I am deeply suspicious of African-Americans who wish to separate from something they can never separate themselves from – being Black. I don’t care if you have light, dark or caramel skin, or even an interesting grade of hair, in the eyes of American society as a whole – you are African-American or Black.
Obviously, Raven Symone did not get the memo. Regrettably, she is not by herself. There are ton of lost souls who wish not be called African-American or Black.
It has always been my feeling that people like Tiger Woods, O.J. Simpson and the many other Negroes out here who are not famous but wish to separate themselves from being Black are accidents waiting to happen.
And while Symone has every right to believe and be who she wants to be, she just cannot run away from who she is – a Black American. She lives in a country where everyone reps who they are and where they are from.
So why run away from it? After making these comments on Oprah’s Where Are They Now show, Symone tried to do crisis management and damage control by walking back her comments, saying she never said she wasn’t Black.
But on the show, she did say she was ‘colorless.’ Unfortunately for Symone, even Olivia Pope couldn’t save this mess. As I sat in the barbershop this morning, listening as Symone and Woods dominated the conversation, one thing became very clear – Black people have long memories.
Arthur Ashe once described his life as “a succession of fortunate circumstances.” I think the same can be said for Symone, now 28, who made millions as a TV star growing up right before our eyes on The Cosby Show and as Disney’s most popular teen star on That’s So Raven.
So I find it heart-wrenching that she did not realize the harsh realities of racism, prejudice, and hostility that are revealed through the struggles of being Black in this country. That she did not realize the traumas we face desperately trying to understand the cruel and negative world we live in and how much we take pride in our celebrities and the many African-Americans who become educated and successful.
I understand the difficulty the question poses for those, who like Symone, may be unclear about their exact ancestry.

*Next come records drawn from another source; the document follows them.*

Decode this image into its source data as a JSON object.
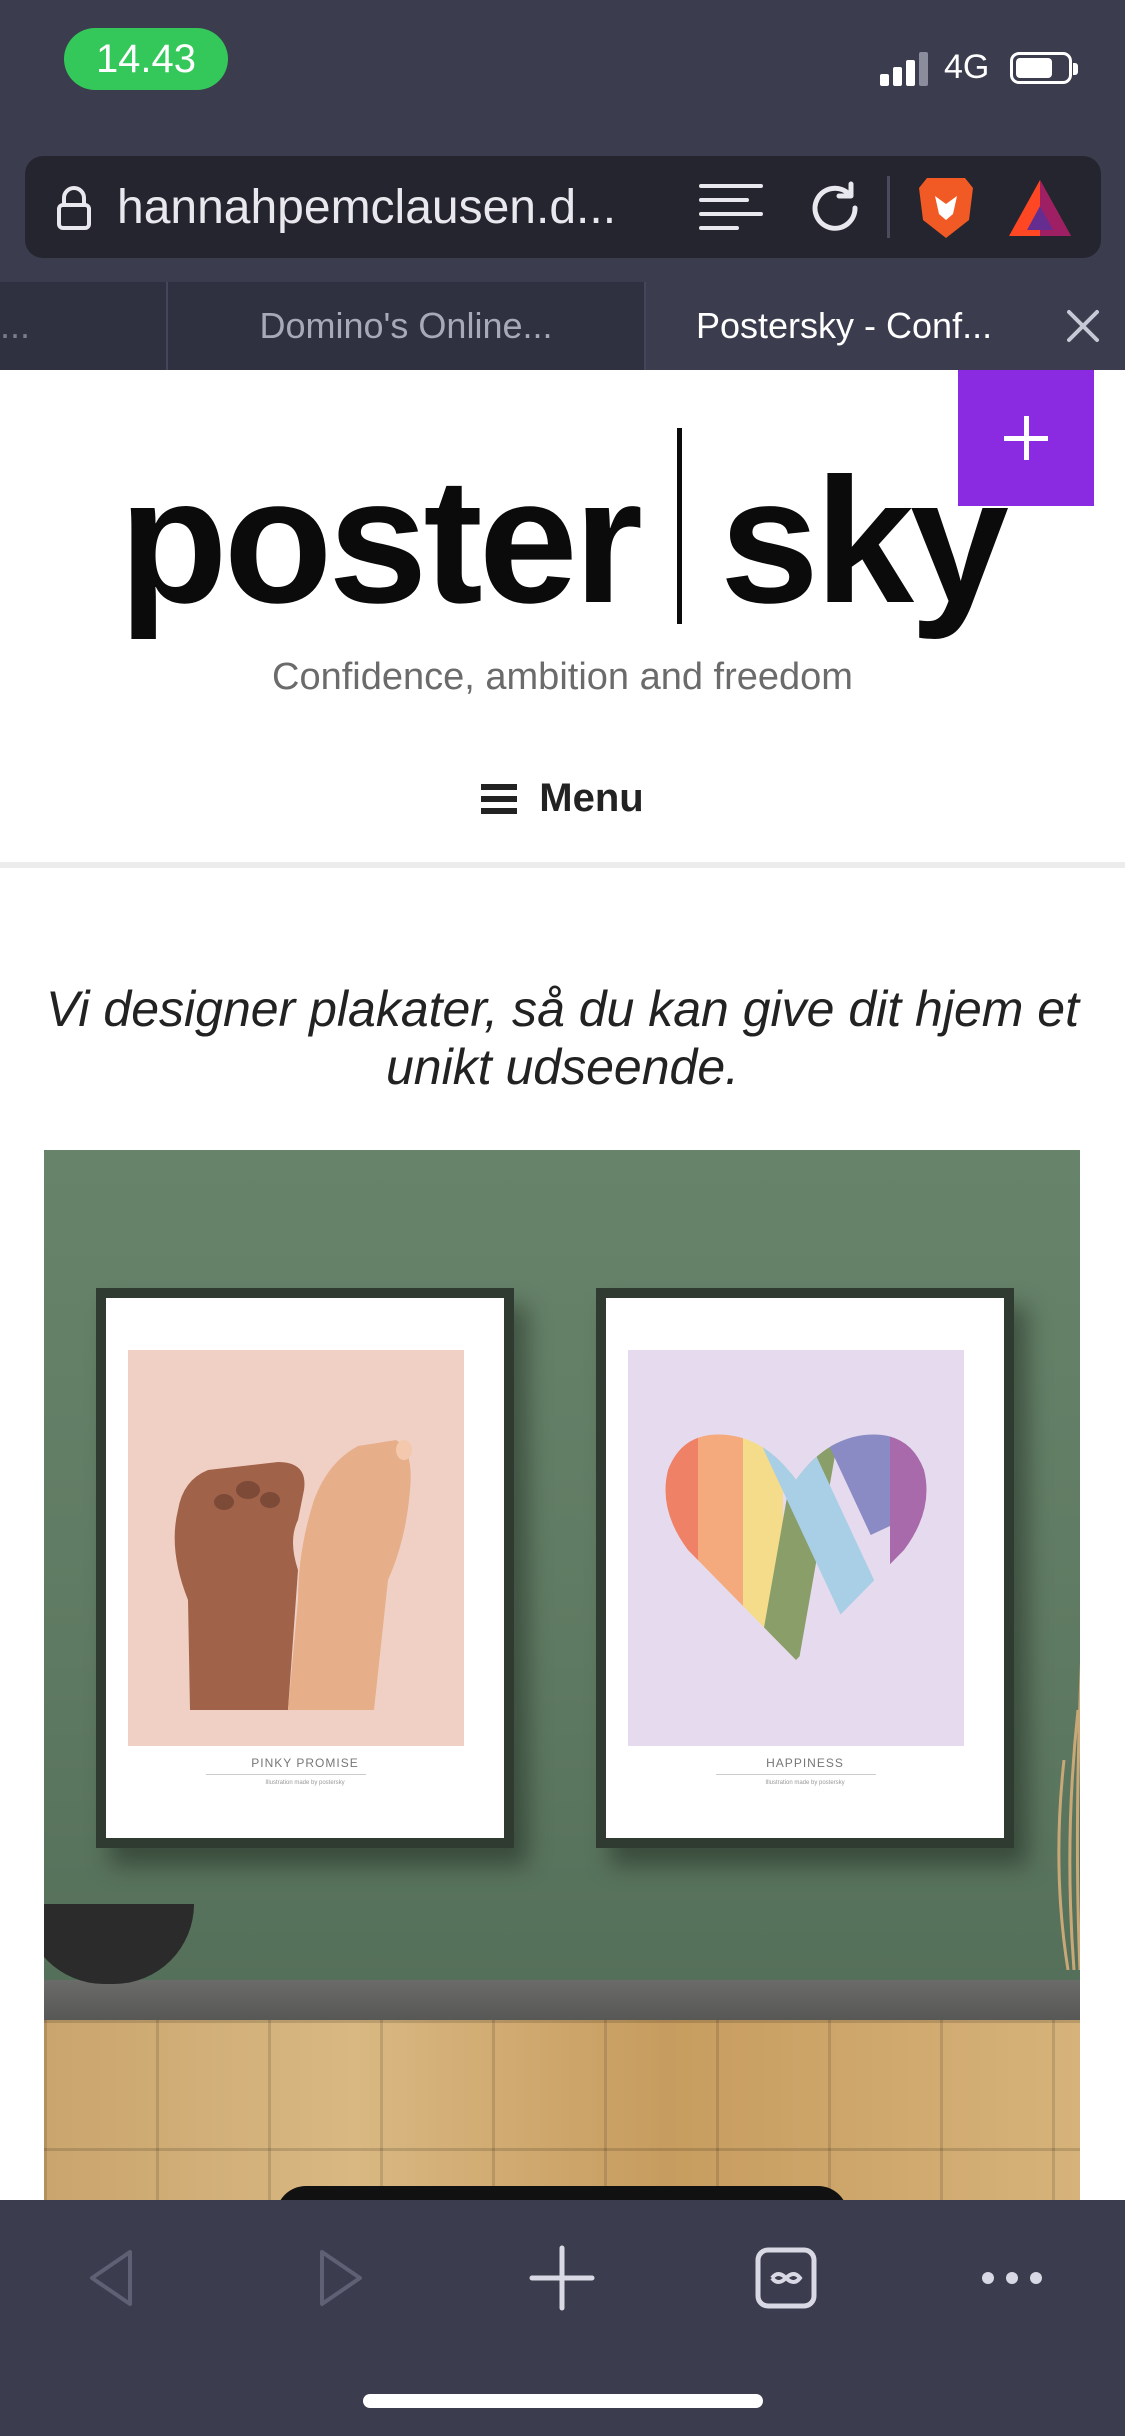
{
  "status": {
    "time": "14.43",
    "network": "4G"
  },
  "browser": {
    "url": "hannahpemclausen.d...",
    "tabs": [
      {
        "label": "e..."
      },
      {
        "label": "Domino's Online..."
      },
      {
        "label": "Postersky - Conf..."
      }
    ]
  },
  "site": {
    "logo_left": "poster",
    "logo_right": "sky",
    "tagline": "Confidence, ambition and freedom",
    "menu_label": "Menu",
    "headline": "Vi designer plakater, så du kan give dit hjem et unikt udseende."
  },
  "hero": {
    "posters": [
      {
        "title": "PINKY PROMISE",
        "subtitle": "Illustration made by postersky"
      },
      {
        "title": "HAPPINESS",
        "subtitle": "Illustration made by postersky"
      }
    ]
  },
  "colors": {
    "accent": "#8a2be2",
    "status_green": "#34c759",
    "chrome": "#3b3c4e"
  },
  "icons": [
    "lock-icon",
    "reader-mode-icon",
    "reload-icon",
    "brave-shield-icon",
    "bat-rewards-icon",
    "close-tab-icon",
    "back-icon",
    "forward-icon",
    "new-tab-icon",
    "tabs-icon",
    "more-icon"
  ]
}
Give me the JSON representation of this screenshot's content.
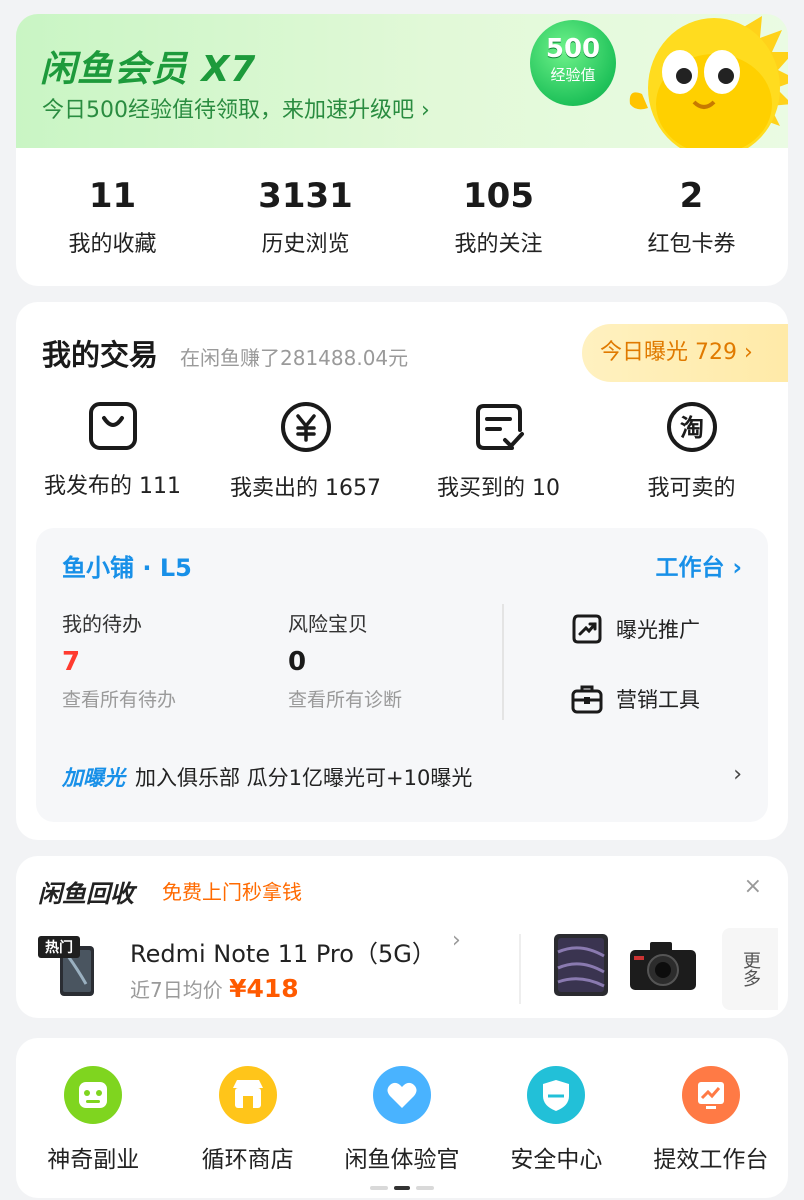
{
  "member": {
    "title": "闲鱼会员 X7",
    "subtitle": "今日500经验值待领取，来加速升级吧 ›",
    "exp_value": "500",
    "exp_label": "经验值"
  },
  "stats": [
    {
      "value": "11",
      "label": "我的收藏"
    },
    {
      "value": "3131",
      "label": "历史浏览"
    },
    {
      "value": "105",
      "label": "我的关注"
    },
    {
      "value": "2",
      "label": "红包卡券"
    }
  ],
  "trade": {
    "title": "我的交易",
    "earned": "在闲鱼赚了281488.04元",
    "exposure": "今日曝光 729 ›",
    "items": [
      {
        "label": "我发布的 111",
        "icon": "bag-icon"
      },
      {
        "label": "我卖出的 1657",
        "icon": "yen-icon"
      },
      {
        "label": "我买到的 10",
        "icon": "order-check-icon"
      },
      {
        "label": "我可卖的",
        "icon": "tao-icon"
      }
    ]
  },
  "shop": {
    "title": "鱼小铺 · L5",
    "workbench": "工作台 ›",
    "todo_title": "我的待办",
    "todo_count": "7",
    "todo_link": "查看所有待办",
    "risk_title": "风险宝贝",
    "risk_count": "0",
    "risk_link": "查看所有诊断",
    "tool_promote": "曝光推广",
    "tool_marketing": "营销工具",
    "club_tag": "加曝光",
    "club_text": "加入俱乐部 瓜分1亿曝光可+10曝光",
    "club_arrow": "›"
  },
  "recycle": {
    "title": "闲鱼回收",
    "subtitle": "免费上门秒拿钱",
    "close": "×",
    "hot_label": "热门",
    "product": "Redmi Note 11 Pro（5G）",
    "chevron": "›",
    "price_label": "近7日均价",
    "price": "¥418",
    "more": "更多"
  },
  "services": [
    {
      "label": "神奇副业",
      "color": "#7fd51f",
      "icon": "robot-icon"
    },
    {
      "label": "循环商店",
      "color": "#ffc51a",
      "icon": "store-icon"
    },
    {
      "label": "闲鱼体验官",
      "color": "#49b3ff",
      "icon": "heart-icon"
    },
    {
      "label": "安全中心",
      "color": "#22c0d8",
      "icon": "shield-icon"
    },
    {
      "label": "提效工作台",
      "color": "#ff7a45",
      "icon": "chart-icon"
    }
  ],
  "colors": {
    "brand_green": "#1d9a3b",
    "accent_blue": "#1890e8",
    "accent_orange": "#ff5a00",
    "todo_red": "#ff3b30"
  }
}
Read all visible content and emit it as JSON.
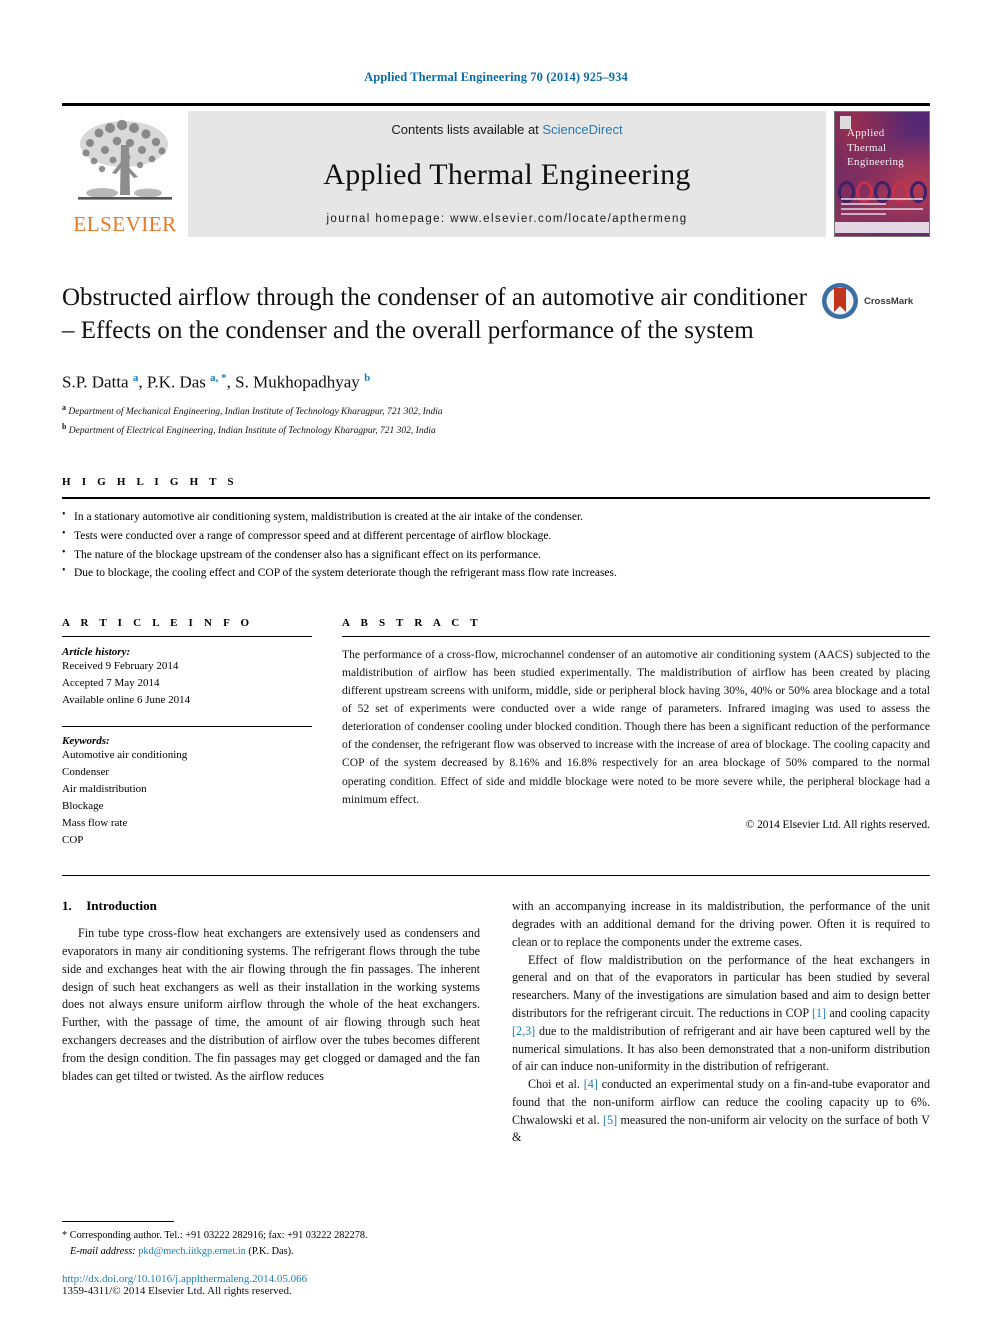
{
  "running_head": "Applied Thermal Engineering 70 (2014) 925–934",
  "masthead": {
    "contents_prefix": "Contents lists available at ",
    "sciencedirect": "ScienceDirect",
    "journal_title": "Applied Thermal Engineering",
    "homepage": "journal homepage: www.elsevier.com/locate/apthermeng",
    "publisher": "ELSEVIER",
    "cover_title_lines": [
      "Applied",
      "Thermal",
      "Engineering"
    ]
  },
  "article": {
    "title": "Obstructed airflow through the condenser of an automotive air conditioner – Effects on the condenser and the overall performance of the system",
    "crossmark_label": "CrossMark",
    "authors_html": "S.P. Datta <sup>a</sup>, P.K. Das <sup>a, *</sup>, S. Mukhopadhyay <sup>b</sup>",
    "affiliations": [
      "Department of Mechanical Engineering, Indian Institute of Technology Kharagpur, 721 302, India",
      "Department of Electrical Engineering, Indian Institute of Technology Kharagpur, 721 302, India"
    ]
  },
  "highlights": {
    "heading": "H I G H L I G H T S",
    "items": [
      "In a stationary automotive air conditioning system, maldistribution is created at the air intake of the condenser.",
      "Tests were conducted over a range of compressor speed and at different percentage of airflow blockage.",
      "The nature of the blockage upstream of the condenser also has a significant effect on its performance.",
      "Due to blockage, the cooling effect and COP of the system deteriorate though the refrigerant mass flow rate increases."
    ]
  },
  "article_info": {
    "heading": "A R T I C L E   I N F O",
    "history_label": "Article history:",
    "history": [
      "Received 9 February 2014",
      "Accepted 7 May 2014",
      "Available online 6 June 2014"
    ],
    "keywords_label": "Keywords:",
    "keywords": [
      "Automotive air conditioning",
      "Condenser",
      "Air maldistribution",
      "Blockage",
      "Mass flow rate",
      "COP"
    ]
  },
  "abstract": {
    "heading": "A B S T R A C T",
    "text": "The performance of a cross-flow, microchannel condenser of an automotive air conditioning system (AACS) subjected to the maldistribution of airflow has been studied experimentally. The maldistribution of airflow has been created by placing different upstream screens with uniform, middle, side or peripheral block having 30%, 40% or 50% area blockage and a total of 52 set of experiments were conducted over a wide range of parameters. Infrared imaging was used to assess the deterioration of condenser cooling under blocked condition. Though there has been a significant reduction of the performance of the condenser, the refrigerant flow was observed to increase with the increase of area of blockage. The cooling capacity and COP of the system decreased by 8.16% and 16.8% respectively for an area blockage of 50% compared to the normal operating condition. Effect of side and middle blockage were noted to be more severe while, the peripheral blockage had a minimum effect.",
    "copyright": "© 2014 Elsevier Ltd. All rights reserved."
  },
  "intro": {
    "section_number": "1.",
    "section_title": "Introduction",
    "left_paragraphs": [
      "Fin tube type cross-flow heat exchangers are extensively used as condensers and evaporators in many air conditioning systems. The refrigerant flows through the tube side and exchanges heat with the air flowing through the fin passages. The inherent design of such heat exchangers as well as their installation in the working systems does not always ensure uniform airflow through the whole of the heat exchangers. Further, with the passage of time, the amount of air flowing through such heat exchangers decreases and the distribution of airflow over the tubes becomes different from the design condition. The fin passages may get clogged or damaged and the fan blades can get tilted or twisted. As the airflow reduces"
    ],
    "right_paragraph_1": "with an accompanying increase in its maldistribution, the performance of the unit degrades with an additional demand for the driving power. Often it is required to clean or to replace the components under the extreme cases.",
    "right_paragraph_2_a": "Effect of flow maldistribution on the performance of the heat exchangers in general and on that of the evaporators in particular has been studied by several researchers. Many of the investigations are simulation based and aim to design better distributors for the refrigerant circuit. The reductions in COP ",
    "right_ref_1": "[1]",
    "right_paragraph_2_b": " and cooling capacity ",
    "right_ref_23": "[2,3]",
    "right_paragraph_2_c": " due to the maldistribution of refrigerant and air have been captured well by the numerical simulations. It has also been demonstrated that a non-uniform distribution of air can induce non-uniformity in the distribution of refrigerant.",
    "right_paragraph_3_a": "Choi et al. ",
    "right_ref_4": "[4]",
    "right_paragraph_3_b": " conducted an experimental study on a fin-and-tube evaporator and found that the non-uniform airflow can reduce the cooling capacity up to 6%. Chwalowski et al. ",
    "right_ref_5": "[5]",
    "right_paragraph_3_c": " measured the non-uniform air velocity on the surface of both V &"
  },
  "footnotes": {
    "corresponding": "* Corresponding author. Tel.: +91 03222 282916; fax: +91 03222 282278.",
    "email_label": "E-mail address:",
    "email": "pkd@mech.iitkgp.ernet.in",
    "email_suffix": "(P.K. Das).",
    "doi": "http://dx.doi.org/10.1016/j.applthermaleng.2014.05.066",
    "issn": "1359-4311/© 2014 Elsevier Ltd. All rights reserved."
  },
  "colors": {
    "link_blue": "#1a7fb5",
    "elsevier_orange": "#e87722",
    "masthead_gray": "#e6e6e6"
  }
}
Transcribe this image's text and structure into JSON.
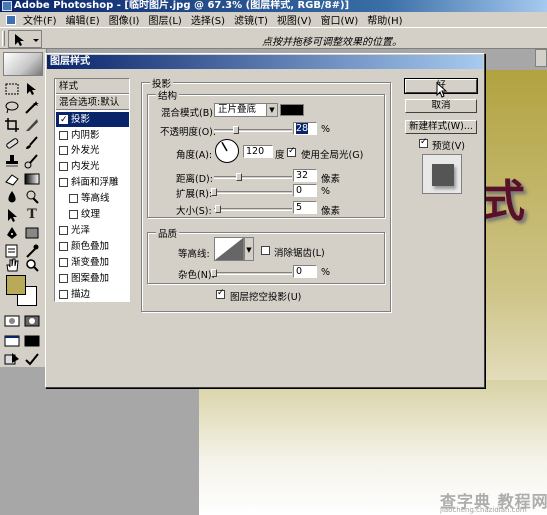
{
  "window": {
    "title": "Adobe Photoshop - [临时图片.jpg @ 67.3% (图层样式, RGB/8#)]"
  },
  "menu": [
    "文件(F)",
    "编辑(E)",
    "图像(I)",
    "图层(L)",
    "选择(S)",
    "滤镜(T)",
    "视图(V)",
    "窗口(W)",
    "帮助(H)"
  ],
  "options_bar": {
    "hint": "点按并拖移可调整效果的位置。"
  },
  "toolbox": {
    "tools": [
      "marquee",
      "move",
      "lasso",
      "magic-wand",
      "crop",
      "slice",
      "healing",
      "brush",
      "stamp",
      "history-brush",
      "eraser",
      "gradient",
      "dodge",
      "path",
      "path-select",
      "type",
      "pen",
      "shape",
      "notes",
      "eyedropper",
      "hand",
      "zoom"
    ],
    "foreground_color": "#b9aa5a",
    "background_color": "#ffffff"
  },
  "dialog": {
    "title": "图层样式",
    "styles_header": "样式",
    "blend_options": "混合选项:默认",
    "styles": [
      {
        "label": "投影",
        "checked": true,
        "selected": true
      },
      {
        "label": "内阴影",
        "checked": false
      },
      {
        "label": "外发光",
        "checked": false
      },
      {
        "label": "内发光",
        "checked": false
      },
      {
        "label": "斜面和浮雕",
        "checked": false
      },
      {
        "label": "等高线",
        "checked": false,
        "indent": true
      },
      {
        "label": "纹理",
        "checked": false,
        "indent": true
      },
      {
        "label": "光泽",
        "checked": false
      },
      {
        "label": "颜色叠加",
        "checked": false
      },
      {
        "label": "渐变叠加",
        "checked": false
      },
      {
        "label": "图案叠加",
        "checked": false
      },
      {
        "label": "描边",
        "checked": false
      }
    ],
    "panel_title": "投影",
    "structure": {
      "title": "结构",
      "blend_mode_label": "混合模式(B):",
      "blend_mode_value": "正片叠底",
      "blend_color": "#000000",
      "opacity_label": "不透明度(O):",
      "opacity_value": "28",
      "opacity_unit": "%",
      "angle_label": "角度(A):",
      "angle_value": "120",
      "angle_unit": "度",
      "global_light_label": "使用全局光(G)",
      "global_light_checked": true,
      "distance_label": "距离(D):",
      "distance_value": "32",
      "distance_unit": "像素",
      "spread_label": "扩展(R):",
      "spread_value": "0",
      "spread_unit": "%",
      "size_label": "大小(S):",
      "size_value": "5",
      "size_unit": "像素"
    },
    "quality": {
      "title": "品质",
      "contour_label": "等高线:",
      "antialias_label": "消除锯齿(L)",
      "antialias_checked": false,
      "noise_label": "杂色(N):",
      "noise_value": "0",
      "noise_unit": "%"
    },
    "knockout_label": "图层挖空投影(U)",
    "knockout_checked": true,
    "buttons": {
      "ok": "好",
      "cancel": "取消",
      "new_style": "新建样式(W)..."
    },
    "preview_label": "预览(V)",
    "preview_checked": true
  },
  "watermark": {
    "text": "查字典 教程网",
    "url": "jiaocheng.chazidian.com"
  }
}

But before she denied her rich heritage entirely, she should have thought about what and who we are talking about when we use the term African-American.
In her defense, categorical labeling is a tool that humans use to resolve the impossible complexity of the environments we grapple to perceive. Labels are adaptive but also contribute to some of the deepest problems that we face as a nation and a people.
Labels shape more than our perception of color; they also change how we perceive and interact with other people. Symone’s concept of race, and being labeled, both a result of being born in a country built on racial injustice, contains a kernel of truth: for many people of color, race plays a significant role in our self-understanding, well-being and our way of being in the world.
We do not live in a post-racial or colorless society. My hope is that Symone and others like her will take a step back and understand how they helped shape the American narrative of Blacks in this country. My hope is that she will eventually understand that being Black or African-American is not just a label; it’s who we are.
Zack Burgess is an award winning journalist, who is the Director/Owner of OFF WOODWARD MEDIA, LLC, where he works as a Writer, Editor and Communications Specialist. Twitter: @zackburgess1